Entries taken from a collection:
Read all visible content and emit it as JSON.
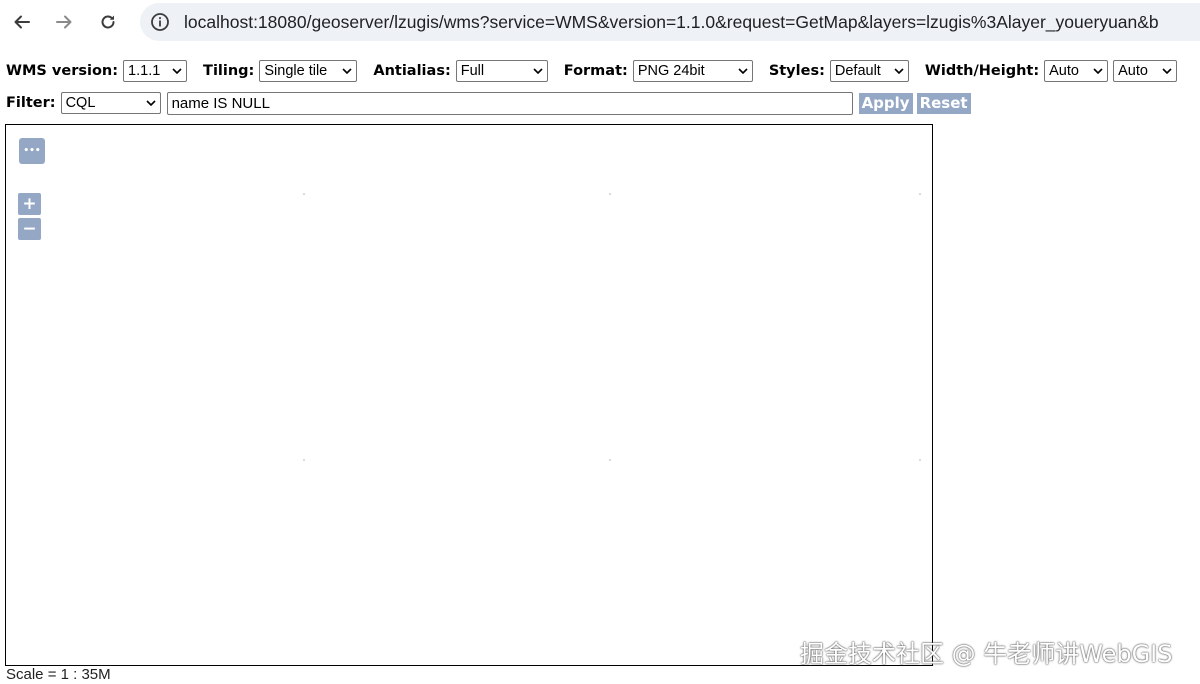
{
  "browser": {
    "url": "localhost:18080/geoserver/lzugis/wms?service=WMS&version=1.1.0&request=GetMap&layers=lzugis%3Alayer_youeryuan&b"
  },
  "toolbar": {
    "wms_version": {
      "label": "WMS version:",
      "value": "1.1.1"
    },
    "tiling": {
      "label": "Tiling:",
      "value": "Single tile"
    },
    "antialias": {
      "label": "Antialias:",
      "value": "Full"
    },
    "format": {
      "label": "Format:",
      "value": "PNG 24bit"
    },
    "styles": {
      "label": "Styles:",
      "value": "Default"
    },
    "width_height": {
      "label": "Width/Height:",
      "width_value": "Auto",
      "height_value": "Auto"
    },
    "filter": {
      "label": "Filter:",
      "type_value": "CQL",
      "expression": "name IS NULL"
    },
    "apply_label": "Apply",
    "reset_label": "Reset"
  },
  "map": {
    "more_glyph": "•••",
    "zoom_in_glyph": "+",
    "zoom_out_glyph": "−",
    "scale_text": "Scale = 1 : 35M"
  },
  "watermark": "掘金技术社区 @ 牛老师讲WebGIS",
  "colors": {
    "control_bg": "#94a8c6",
    "address_bg": "#eef1f6"
  }
}
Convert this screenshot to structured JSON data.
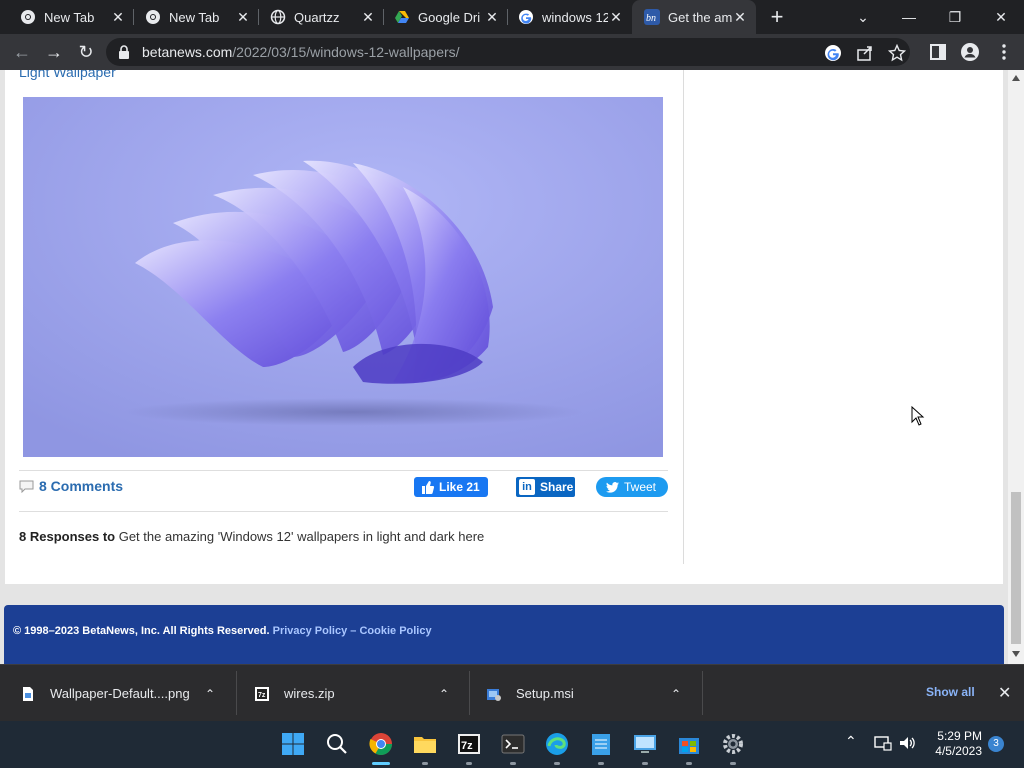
{
  "browser": {
    "tabs": [
      {
        "title": "New Tab",
        "favicon": "chrome-icon"
      },
      {
        "title": "New Tab",
        "favicon": "chrome-icon"
      },
      {
        "title": "Quartzz",
        "favicon": "globe-icon"
      },
      {
        "title": "Google Dri",
        "favicon": "google-drive-icon"
      },
      {
        "title": "windows 12",
        "favicon": "google-icon"
      },
      {
        "title": "Get the am",
        "favicon": "betanews-icon",
        "active": true
      }
    ],
    "url_host": "betanews.com",
    "url_path": "/2022/03/15/windows-12-wallpapers/"
  },
  "article": {
    "caption_link": "Light Wallpaper",
    "comments_label": "8 Comments",
    "share": {
      "facebook": "Like 21",
      "linkedin": "Share",
      "twitter": "Tweet"
    },
    "responses_bold": "8 Responses to",
    "responses_text": "Get the amazing 'Windows 12' wallpapers in light and dark here"
  },
  "footer": {
    "copyright": "© 1998–2023 BetaNews, Inc. All Rights Reserved.",
    "privacy": "Privacy Policy",
    "separator": "–",
    "cookie": "Cookie Policy"
  },
  "downloads": {
    "items": [
      {
        "name": "Wallpaper-Default....png",
        "icon": "image-file-icon"
      },
      {
        "name": "wires.zip",
        "icon": "7zip-file-icon"
      },
      {
        "name": "Setup.msi",
        "icon": "installer-file-icon"
      }
    ],
    "show_all": "Show all"
  },
  "taskbar": {
    "time": "5:29 PM",
    "date": "4/5/2023",
    "notification_count": "3"
  },
  "colors": {
    "footer_bg": "#1c3f94",
    "link": "#2b6cb0",
    "facebook": "#1877f2",
    "linkedin": "#0a66c2",
    "twitter": "#1d9bf0"
  }
}
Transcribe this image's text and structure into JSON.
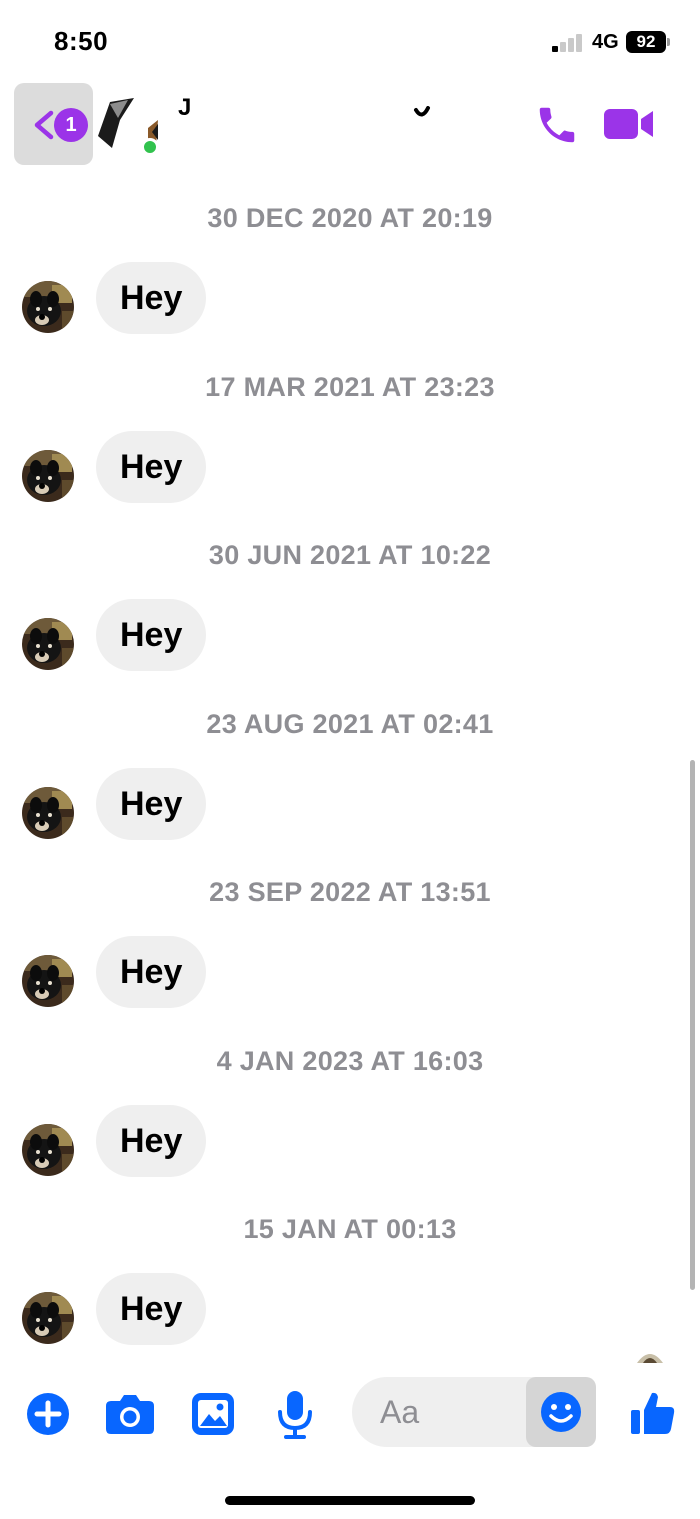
{
  "status_bar": {
    "time": "8:50",
    "network": "4G",
    "battery": "92"
  },
  "header": {
    "unread_count": "1",
    "contact_name": "J",
    "accent_color": "#9b34e8",
    "online_color": "#31c24d"
  },
  "messages": [
    {
      "timestamp": "30 DEC 2020 AT 20:19",
      "text": "Hey"
    },
    {
      "timestamp": "17 MAR 2021 AT 23:23",
      "text": "Hey"
    },
    {
      "timestamp": "30 JUN 2021 AT 10:22",
      "text": "Hey"
    },
    {
      "timestamp": "23 AUG 2021 AT 02:41",
      "text": "Hey"
    },
    {
      "timestamp": "23 SEP 2022 AT 13:51",
      "text": "Hey"
    },
    {
      "timestamp": "4 JAN 2023 AT 16:03",
      "text": "Hey"
    },
    {
      "timestamp": "15 JAN AT 00:13",
      "text": "Hey"
    }
  ],
  "composer": {
    "placeholder": "Aa",
    "tool_color": "#0866ff",
    "icons": [
      "plus-icon",
      "camera-icon",
      "gallery-icon",
      "microphone-icon",
      "emoji-icon",
      "thumbs-up-icon"
    ]
  }
}
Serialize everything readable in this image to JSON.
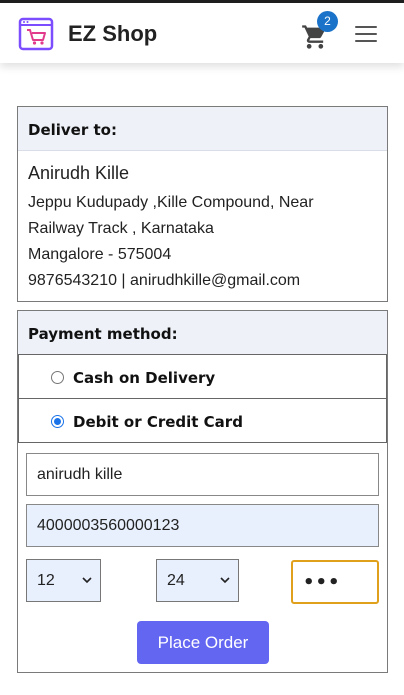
{
  "header": {
    "brand": "EZ Shop",
    "cart_count": "2",
    "icons": [
      "shop-logo-icon",
      "cart-icon",
      "hamburger-menu-icon"
    ],
    "accent_color": "#6366f1",
    "badge_color": "#1a73c9"
  },
  "delivery": {
    "heading": "Deliver to:",
    "name": "Anirudh Kille",
    "address_line1": "Jeppu Kudupady ,Kille Compound, Near",
    "address_line2": "Railway Track , Karnataka",
    "city_pin": "Mangalore - 575004",
    "contact": "9876543210 | anirudhkille@gmail.com"
  },
  "payment": {
    "heading": "Payment method:",
    "options": [
      {
        "label": "Cash on Delivery",
        "selected": false
      },
      {
        "label": "Debit or Credit Card",
        "selected": true
      }
    ],
    "card_name": "anirudh kille",
    "card_number": "4000003560000123",
    "expiry_month": "12",
    "expiry_year": "24",
    "cvv_masked": "•••",
    "place_order_label": "Place Order"
  }
}
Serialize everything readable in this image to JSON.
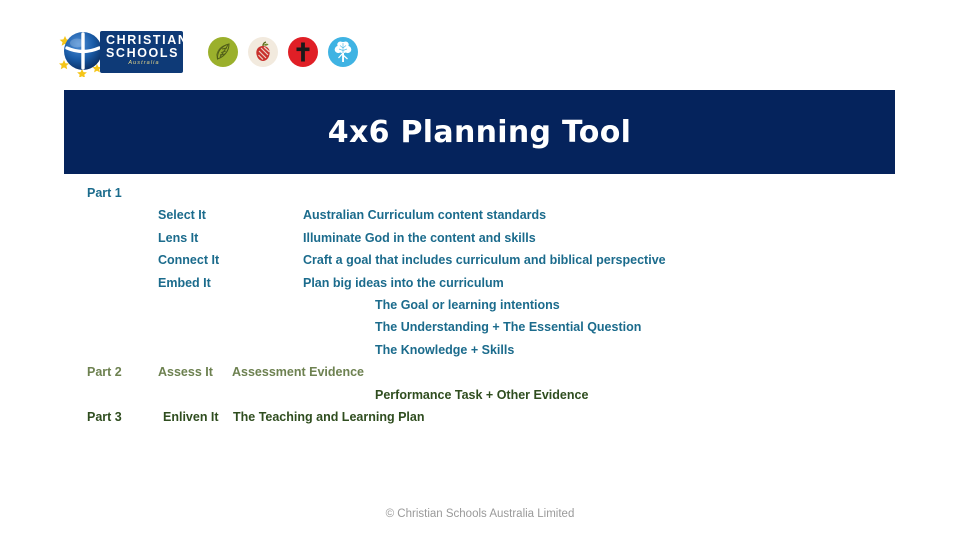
{
  "header": {
    "logo": {
      "name": "christian-schools-australia-logo",
      "line1": "CHRISTIAN",
      "line2": "SCHOOLS",
      "line3": "Australia"
    },
    "icons": [
      {
        "name": "leaf-icon",
        "color": "#9bb02c"
      },
      {
        "name": "apple-icon",
        "color": "#f2eade"
      },
      {
        "name": "cross-icon",
        "color": "#e01f26"
      },
      {
        "name": "tree-icon",
        "color": "#3fb3e3"
      }
    ]
  },
  "banner": {
    "title": "4x6 Planning Tool",
    "background": "#05235c",
    "text_color": "#ffffff"
  },
  "colors": {
    "part1_teal": "#1b6b8c",
    "part2_olive": "#6d8150",
    "part3_green": "#2f4d1f",
    "footer_gray": "#9a9a9a"
  },
  "parts": [
    {
      "part_label": "Part 1",
      "color": "#1b6b8c",
      "rows": [
        {
          "label": "Select It",
          "description": "Australian Curriculum content standards"
        },
        {
          "label": "Lens It",
          "description": "Illuminate God in the content and skills"
        },
        {
          "label": "Connect It",
          "description": "Craft a goal that includes curriculum and biblical perspective"
        },
        {
          "label": "Embed It",
          "description": "Plan big ideas into the curriculum"
        }
      ],
      "sub_rows": [
        "The Goal or learning intentions",
        "The Understanding + The Essential Question",
        "The Knowledge +  Skills"
      ]
    },
    {
      "part_label": "Part 2",
      "color": "#6d8150",
      "rows": [
        {
          "label": "Assess It",
          "description": "Assessment Evidence"
        }
      ],
      "sub_rows": [
        "Performance Task + Other Evidence"
      ]
    },
    {
      "part_label": "Part 3",
      "color": "#2f4d1f",
      "rows": [
        {
          "label": "Enliven It",
          "description": "The Teaching and Learning Plan"
        }
      ],
      "sub_rows": []
    }
  ],
  "footer": {
    "copyright": "© Christian Schools Australia Limited"
  }
}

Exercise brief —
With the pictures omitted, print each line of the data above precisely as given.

Expected answer —
Read all visible content and emit it as JSON.
{
  "browser": {
    "url": "localhost:18080/geoserver/lzugis/wms?service=WMS&version=1.1.0&request=GetMap&layers=lzugis%3Alayer_youeryuan&b"
  },
  "toolbar": {
    "wms_version": {
      "label": "WMS version:",
      "value": "1.1.1"
    },
    "tiling": {
      "label": "Tiling:",
      "value": "Single tile"
    },
    "antialias": {
      "label": "Antialias:",
      "value": "Full"
    },
    "format": {
      "label": "Format:",
      "value": "PNG 24bit"
    },
    "styles": {
      "label": "Styles:",
      "value": "Default"
    },
    "width_height": {
      "label": "Width/Height:",
      "width_value": "Auto",
      "height_value": "Auto"
    },
    "filter": {
      "label": "Filter:",
      "type_value": "CQL",
      "expression": "name IS NULL"
    },
    "apply_label": "Apply",
    "reset_label": "Reset"
  },
  "map": {
    "more_glyph": "•••",
    "zoom_in_glyph": "+",
    "zoom_out_glyph": "−",
    "scale_text": "Scale = 1 : 35M"
  },
  "watermark": "掘金技术社区 @ 牛老师讲WebGIS",
  "colors": {
    "control_bg": "#94a8c6",
    "address_bg": "#eef1f6"
  }
}
Convert this screenshot to structured JSON data.
{
  "browser": {
    "tabs": [
      {
        "title": "New Tab",
        "favicon": "chrome-icon"
      },
      {
        "title": "New Tab",
        "favicon": "chrome-icon"
      },
      {
        "title": "Quartzz",
        "favicon": "globe-icon"
      },
      {
        "title": "Google Dri",
        "favicon": "google-drive-icon"
      },
      {
        "title": "windows 12",
        "favicon": "google-icon"
      },
      {
        "title": "Get the am",
        "favicon": "betanews-icon",
        "active": true
      }
    ],
    "url_host": "betanews.com",
    "url_path": "/2022/03/15/windows-12-wallpapers/"
  },
  "article": {
    "caption_link": "Light Wallpaper",
    "comments_label": "8 Comments",
    "share": {
      "facebook": "Like 21",
      "linkedin": "Share",
      "twitter": "Tweet"
    },
    "responses_bold": "8 Responses to",
    "responses_text": "Get the amazing 'Windows 12' wallpapers in light and dark here"
  },
  "footer": {
    "copyright": "© 1998–2023 BetaNews, Inc. All Rights Reserved.",
    "privacy": "Privacy Policy",
    "separator": "–",
    "cookie": "Cookie Policy"
  },
  "downloads": {
    "items": [
      {
        "name": "Wallpaper-Default....png",
        "icon": "image-file-icon"
      },
      {
        "name": "wires.zip",
        "icon": "7zip-file-icon"
      },
      {
        "name": "Setup.msi",
        "icon": "installer-file-icon"
      }
    ],
    "show_all": "Show all"
  },
  "taskbar": {
    "time": "5:29 PM",
    "date": "4/5/2023",
    "notification_count": "3"
  },
  "colors": {
    "footer_bg": "#1c3f94",
    "link": "#2b6cb0",
    "facebook": "#1877f2",
    "linkedin": "#0a66c2",
    "twitter": "#1d9bf0"
  }
}
Transcribe this image's text and structure into JSON.
{
  "status_bar": {
    "time": "8:50",
    "network": "4G",
    "battery": "92"
  },
  "header": {
    "unread_count": "1",
    "contact_name": "J",
    "accent_color": "#9b34e8",
    "online_color": "#31c24d"
  },
  "messages": [
    {
      "timestamp": "30 DEC 2020 AT 20:19",
      "text": "Hey"
    },
    {
      "timestamp": "17 MAR 2021 AT 23:23",
      "text": "Hey"
    },
    {
      "timestamp": "30 JUN 2021 AT 10:22",
      "text": "Hey"
    },
    {
      "timestamp": "23 AUG 2021 AT 02:41",
      "text": "Hey"
    },
    {
      "timestamp": "23 SEP 2022 AT 13:51",
      "text": "Hey"
    },
    {
      "timestamp": "4 JAN 2023 AT 16:03",
      "text": "Hey"
    },
    {
      "timestamp": "15 JAN AT 00:13",
      "text": "Hey"
    }
  ],
  "composer": {
    "placeholder": "Aa",
    "tool_color": "#0866ff",
    "icons": [
      "plus-icon",
      "camera-icon",
      "gallery-icon",
      "microphone-icon",
      "emoji-icon",
      "thumbs-up-icon"
    ]
  }
}
Serialize everything readable in this image to JSON.
{
  "header": {
    "brand": "EZ Shop",
    "cart_count": "2",
    "icons": [
      "shop-logo-icon",
      "cart-icon",
      "hamburger-menu-icon"
    ],
    "accent_color": "#6366f1",
    "badge_color": "#1a73c9"
  },
  "delivery": {
    "heading": "Deliver to:",
    "name": "Anirudh Kille",
    "address_line1": "Jeppu Kudupady ,Kille Compound, Near",
    "address_line2": "Railway Track , Karnataka",
    "city_pin": "Mangalore - 575004",
    "contact": "9876543210 | anirudhkille@gmail.com"
  },
  "payment": {
    "heading": "Payment method:",
    "options": [
      {
        "label": "Cash on Delivery",
        "selected": false
      },
      {
        "label": "Debit or Credit Card",
        "selected": true
      }
    ],
    "card_name": "anirudh kille",
    "card_number": "4000003560000123",
    "expiry_month": "12",
    "expiry_year": "24",
    "cvv_masked": "•••",
    "place_order_label": "Place Order"
  }
}
Serialize everything readable in this image to JSON.
{
  "header": {
    "logo": {
      "name": "christian-schools-australia-logo",
      "line1": "CHRISTIAN",
      "line2": "SCHOOLS",
      "line3": "Australia"
    },
    "icons": [
      {
        "name": "leaf-icon",
        "color": "#9bb02c"
      },
      {
        "name": "apple-icon",
        "color": "#f2eade"
      },
      {
        "name": "cross-icon",
        "color": "#e01f26"
      },
      {
        "name": "tree-icon",
        "color": "#3fb3e3"
      }
    ]
  },
  "banner": {
    "title": "4x6 Planning Tool",
    "background": "#05235c",
    "text_color": "#ffffff"
  },
  "colors": {
    "part1_teal": "#1b6b8c",
    "part2_olive": "#6d8150",
    "part3_green": "#2f4d1f",
    "footer_gray": "#9a9a9a"
  },
  "parts": [
    {
      "part_label": "Part 1",
      "color": "#1b6b8c",
      "rows": [
        {
          "label": "Select It",
          "description": "Australian Curriculum content standards"
        },
        {
          "label": "Lens It",
          "description": "Illuminate God in the content and skills"
        },
        {
          "label": "Connect It",
          "description": "Craft a goal that includes curriculum and biblical perspective"
        },
        {
          "label": "Embed It",
          "description": "Plan big ideas into the curriculum"
        }
      ],
      "sub_rows": [
        "The Goal or learning intentions",
        "The Understanding + The Essential Question",
        "The Knowledge +  Skills"
      ]
    },
    {
      "part_label": "Part 2",
      "color": "#6d8150",
      "rows": [
        {
          "label": "Assess It",
          "description": "Assessment Evidence"
        }
      ],
      "sub_rows": [
        "Performance Task + Other Evidence"
      ]
    },
    {
      "part_label": "Part 3",
      "color": "#2f4d1f",
      "rows": [
        {
          "label": "Enliven It",
          "description": "The Teaching and Learning Plan"
        }
      ],
      "sub_rows": []
    }
  ],
  "footer": {
    "copyright": "© Christian Schools Australia Limited"
  }
}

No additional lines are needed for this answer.